by Greta Yeoman

Two Timaru pupils are bound for United Nations locations of note next year.

Craighead Diocesan School pupils Meghan Templeton (17) and Amy Xie (18) are set to spend about a month travelling around UN locations in Europe and America in January, as part of a UN Youth New Zealand delegation.

Amy Xie said being part of the Global Development Tour, which includes visiting United Nations sites in New York, London, Paris, Berlin, Vienna and Rome, would be “pretty cool”.

The 2020 delegation, which consists of 22 young New Zealanders who are set to leave school at the end of this year, come from around the country, including Tauranga, Gisborne, Wellington, Auckland, Christchurch and Marlborough.

The Craighead duo are two of six South Island school-leavers on the trip, along with two Christchurch residents, one from Lincoln High School and another from Marlborough Girls’ College, in Blenheim.

“[We will be] trying to make a change.”

They will visit United Nations sites in North America and Europe that are relevant to the 2030 Agenda for Sustainable Development, which builds on the Millennium Development Goals.

These include issues such as human rights, climate change, life above and below the sea, and poverty, Amy said.

“[It] covers quite a spectrum.”

Along with visiting UN sites, the New Zealand group will also take part in a Model United Nations conference, hosted at Columbia University’s Manhattan campus, in New York.

Amy said it would be great to understand more about the United Nations, as well as specific efforts being undertaken in cities, such as schemes around waste in London.

Meghan said while most discussions or coverage of climate issues were about what was going wrong, the trip would also enable them to see what positive changes were being made.

The pair both hoped it would inspire them to come back and know how to make changes in their communities.

Amy said it was also important because their older family members would always tell them it would be up to their generation to rectify the mistakes of the past.

“[We will be] trying to make a change.”

They both had a long-held interest in environmental issues and human rights and this was why they had signed up.

It was a big commitment because of the cost, as well as studying several education modules that had to be undertaken before the conference, Meghan said.

The pair will host a fundraising quiz night in September and are looking for other sponsorship opportunities.
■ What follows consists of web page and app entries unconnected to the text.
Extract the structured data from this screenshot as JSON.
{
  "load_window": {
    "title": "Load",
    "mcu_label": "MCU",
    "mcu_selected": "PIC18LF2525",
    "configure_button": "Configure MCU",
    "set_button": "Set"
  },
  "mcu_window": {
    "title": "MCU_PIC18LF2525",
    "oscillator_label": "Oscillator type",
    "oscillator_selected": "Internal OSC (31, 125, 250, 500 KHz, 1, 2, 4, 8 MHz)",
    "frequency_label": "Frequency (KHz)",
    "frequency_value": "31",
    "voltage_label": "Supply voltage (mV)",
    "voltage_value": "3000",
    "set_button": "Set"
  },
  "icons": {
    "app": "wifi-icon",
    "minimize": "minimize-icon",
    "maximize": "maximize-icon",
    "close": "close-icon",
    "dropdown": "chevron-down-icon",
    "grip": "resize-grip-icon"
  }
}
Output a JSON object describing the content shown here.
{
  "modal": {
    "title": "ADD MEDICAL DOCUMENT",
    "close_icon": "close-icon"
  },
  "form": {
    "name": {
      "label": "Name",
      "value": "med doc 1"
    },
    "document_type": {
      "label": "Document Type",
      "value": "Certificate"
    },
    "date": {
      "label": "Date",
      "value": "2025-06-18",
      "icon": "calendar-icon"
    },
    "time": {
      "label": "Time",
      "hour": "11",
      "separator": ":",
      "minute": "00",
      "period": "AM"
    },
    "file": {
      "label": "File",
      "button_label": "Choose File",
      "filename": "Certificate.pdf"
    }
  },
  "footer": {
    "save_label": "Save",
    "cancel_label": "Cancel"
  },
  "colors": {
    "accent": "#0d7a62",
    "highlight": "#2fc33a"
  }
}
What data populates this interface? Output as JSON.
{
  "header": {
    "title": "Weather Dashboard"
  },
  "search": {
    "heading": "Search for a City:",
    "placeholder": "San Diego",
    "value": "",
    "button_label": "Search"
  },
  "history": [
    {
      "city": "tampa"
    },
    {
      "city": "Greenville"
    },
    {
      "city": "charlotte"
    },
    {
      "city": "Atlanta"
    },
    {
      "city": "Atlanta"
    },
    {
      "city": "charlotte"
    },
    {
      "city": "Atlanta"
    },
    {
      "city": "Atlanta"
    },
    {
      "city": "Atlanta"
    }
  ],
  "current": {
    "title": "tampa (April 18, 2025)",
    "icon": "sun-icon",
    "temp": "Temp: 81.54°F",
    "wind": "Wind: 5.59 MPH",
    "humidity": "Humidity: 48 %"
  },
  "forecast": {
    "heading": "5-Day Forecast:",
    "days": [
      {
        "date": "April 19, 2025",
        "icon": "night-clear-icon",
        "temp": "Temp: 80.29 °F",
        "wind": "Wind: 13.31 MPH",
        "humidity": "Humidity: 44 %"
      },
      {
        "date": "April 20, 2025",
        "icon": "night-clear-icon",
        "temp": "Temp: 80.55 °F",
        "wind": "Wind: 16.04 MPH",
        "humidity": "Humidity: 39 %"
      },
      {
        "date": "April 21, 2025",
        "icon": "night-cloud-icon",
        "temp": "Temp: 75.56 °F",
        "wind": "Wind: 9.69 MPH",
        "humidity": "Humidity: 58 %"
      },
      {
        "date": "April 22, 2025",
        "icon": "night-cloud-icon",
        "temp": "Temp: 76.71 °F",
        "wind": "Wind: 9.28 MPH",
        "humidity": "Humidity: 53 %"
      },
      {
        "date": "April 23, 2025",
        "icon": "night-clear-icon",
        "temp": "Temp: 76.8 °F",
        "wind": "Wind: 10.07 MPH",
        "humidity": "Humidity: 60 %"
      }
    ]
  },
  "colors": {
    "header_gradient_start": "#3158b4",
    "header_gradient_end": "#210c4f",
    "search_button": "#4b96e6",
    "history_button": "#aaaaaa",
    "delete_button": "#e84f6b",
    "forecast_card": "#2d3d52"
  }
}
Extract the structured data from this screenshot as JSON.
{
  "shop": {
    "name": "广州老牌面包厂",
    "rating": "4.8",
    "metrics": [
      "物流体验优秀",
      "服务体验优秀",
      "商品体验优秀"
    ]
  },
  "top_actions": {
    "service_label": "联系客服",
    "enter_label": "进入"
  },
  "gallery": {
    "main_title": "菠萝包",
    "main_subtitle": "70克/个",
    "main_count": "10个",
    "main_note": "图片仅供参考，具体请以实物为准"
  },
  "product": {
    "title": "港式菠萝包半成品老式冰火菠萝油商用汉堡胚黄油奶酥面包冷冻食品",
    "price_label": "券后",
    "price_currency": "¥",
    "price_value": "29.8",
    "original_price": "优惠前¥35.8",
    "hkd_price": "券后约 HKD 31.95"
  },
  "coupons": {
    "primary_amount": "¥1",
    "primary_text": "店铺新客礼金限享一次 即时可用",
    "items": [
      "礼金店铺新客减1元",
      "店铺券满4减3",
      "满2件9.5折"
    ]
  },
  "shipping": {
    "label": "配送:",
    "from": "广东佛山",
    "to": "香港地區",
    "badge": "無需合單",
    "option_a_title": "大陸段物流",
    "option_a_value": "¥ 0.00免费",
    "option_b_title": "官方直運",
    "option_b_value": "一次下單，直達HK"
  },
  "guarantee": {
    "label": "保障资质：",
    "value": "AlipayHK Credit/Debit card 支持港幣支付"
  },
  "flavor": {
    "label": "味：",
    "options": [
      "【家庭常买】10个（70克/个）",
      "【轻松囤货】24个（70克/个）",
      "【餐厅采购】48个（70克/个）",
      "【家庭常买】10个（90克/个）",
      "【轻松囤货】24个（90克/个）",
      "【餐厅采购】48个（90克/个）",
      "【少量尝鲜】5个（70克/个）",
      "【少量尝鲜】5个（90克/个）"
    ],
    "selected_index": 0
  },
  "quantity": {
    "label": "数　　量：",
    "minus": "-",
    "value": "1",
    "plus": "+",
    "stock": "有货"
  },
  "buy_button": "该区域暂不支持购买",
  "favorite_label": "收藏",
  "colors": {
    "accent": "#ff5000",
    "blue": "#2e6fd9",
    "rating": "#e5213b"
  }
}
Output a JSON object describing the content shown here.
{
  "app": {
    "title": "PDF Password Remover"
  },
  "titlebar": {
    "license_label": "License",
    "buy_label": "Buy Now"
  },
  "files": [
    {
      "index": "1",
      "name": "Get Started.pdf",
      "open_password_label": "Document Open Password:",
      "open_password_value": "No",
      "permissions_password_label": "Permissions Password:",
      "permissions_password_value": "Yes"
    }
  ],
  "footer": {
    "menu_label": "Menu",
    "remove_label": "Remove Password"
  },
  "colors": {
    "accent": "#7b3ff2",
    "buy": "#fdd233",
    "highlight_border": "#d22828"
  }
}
Meghan can be contacted on 027 688-7262 and my on 022 678-0968.